++++ Data in this exercise ++++

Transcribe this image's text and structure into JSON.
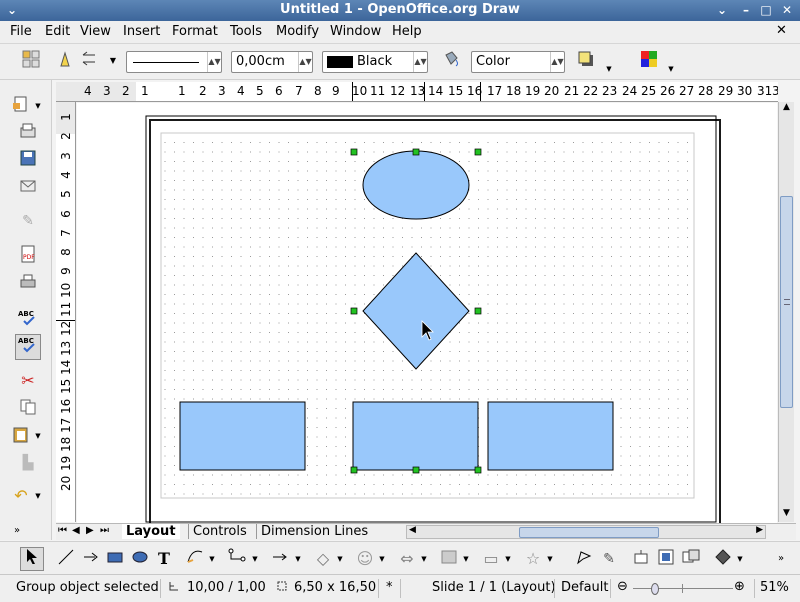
{
  "window": {
    "title": "Untitled 1 - OpenOffice.org Draw"
  },
  "menu": {
    "items": [
      "File",
      "Edit",
      "View",
      "Insert",
      "Format",
      "Tools",
      "Modify",
      "Window",
      "Help"
    ],
    "close_glyph": "✕"
  },
  "toolbar": {
    "line_width": "0,00cm",
    "line_color": "Black",
    "line_color_hex": "#000000",
    "area_style": "Color"
  },
  "rulers": {
    "h_labels": [
      "4",
      "3",
      "2",
      "1",
      "1",
      "2",
      "3",
      "4",
      "5",
      "6",
      "7",
      "8",
      "9",
      "10",
      "11",
      "12",
      "13",
      "14",
      "15",
      "16",
      "17",
      "18",
      "19",
      "20",
      "21",
      "22",
      "23",
      "24",
      "25",
      "26",
      "27",
      "28",
      "29",
      "30",
      "31",
      "3"
    ],
    "v_labels": [
      "1",
      "2",
      "3",
      "4",
      "5",
      "6",
      "7",
      "8",
      "9",
      "10",
      "11",
      "12",
      "13",
      "14",
      "15",
      "16",
      "17",
      "18",
      "19",
      "20"
    ]
  },
  "tabs": [
    "Layout",
    "Controls",
    "Dimension Lines"
  ],
  "status": {
    "selection": "Group object selected",
    "position": "10,00 / 1,00",
    "size": "6,50 x 16,50",
    "modified": "*",
    "slide": "Slide 1 / 1 (Layout)",
    "layout": "Default",
    "zoom": "51%"
  },
  "colors": {
    "shape_fill": "#99c8fb",
    "handle": "#22c222",
    "title_bar": "#4c77a9"
  }
}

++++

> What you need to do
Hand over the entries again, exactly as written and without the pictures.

> Task response
Transcribe this image's text and structure into JSON.
{
  "window": {
    "title": "Untitled 1 - OpenOffice.org Draw"
  },
  "menu": {
    "items": [
      "File",
      "Edit",
      "View",
      "Insert",
      "Format",
      "Tools",
      "Modify",
      "Window",
      "Help"
    ],
    "close_glyph": "✕"
  },
  "toolbar": {
    "line_width": "0,00cm",
    "line_color": "Black",
    "line_color_hex": "#000000",
    "area_style": "Color"
  },
  "rulers": {
    "h_labels": [
      "4",
      "3",
      "2",
      "1",
      "1",
      "2",
      "3",
      "4",
      "5",
      "6",
      "7",
      "8",
      "9",
      "10",
      "11",
      "12",
      "13",
      "14",
      "15",
      "16",
      "17",
      "18",
      "19",
      "20",
      "21",
      "22",
      "23",
      "24",
      "25",
      "26",
      "27",
      "28",
      "29",
      "30",
      "31",
      "3"
    ],
    "v_labels": [
      "1",
      "2",
      "3",
      "4",
      "5",
      "6",
      "7",
      "8",
      "9",
      "10",
      "11",
      "12",
      "13",
      "14",
      "15",
      "16",
      "17",
      "18",
      "19",
      "20"
    ]
  },
  "tabs": [
    "Layout",
    "Controls",
    "Dimension Lines"
  ],
  "status": {
    "selection": "Group object selected",
    "position": "10,00 / 1,00",
    "size": "6,50 x 16,50",
    "modified": "*",
    "slide": "Slide 1 / 1 (Layout)",
    "layout": "Default",
    "zoom": "51%"
  },
  "colors": {
    "shape_fill": "#99c8fb",
    "handle": "#22c222",
    "title_bar": "#4c77a9"
  }
}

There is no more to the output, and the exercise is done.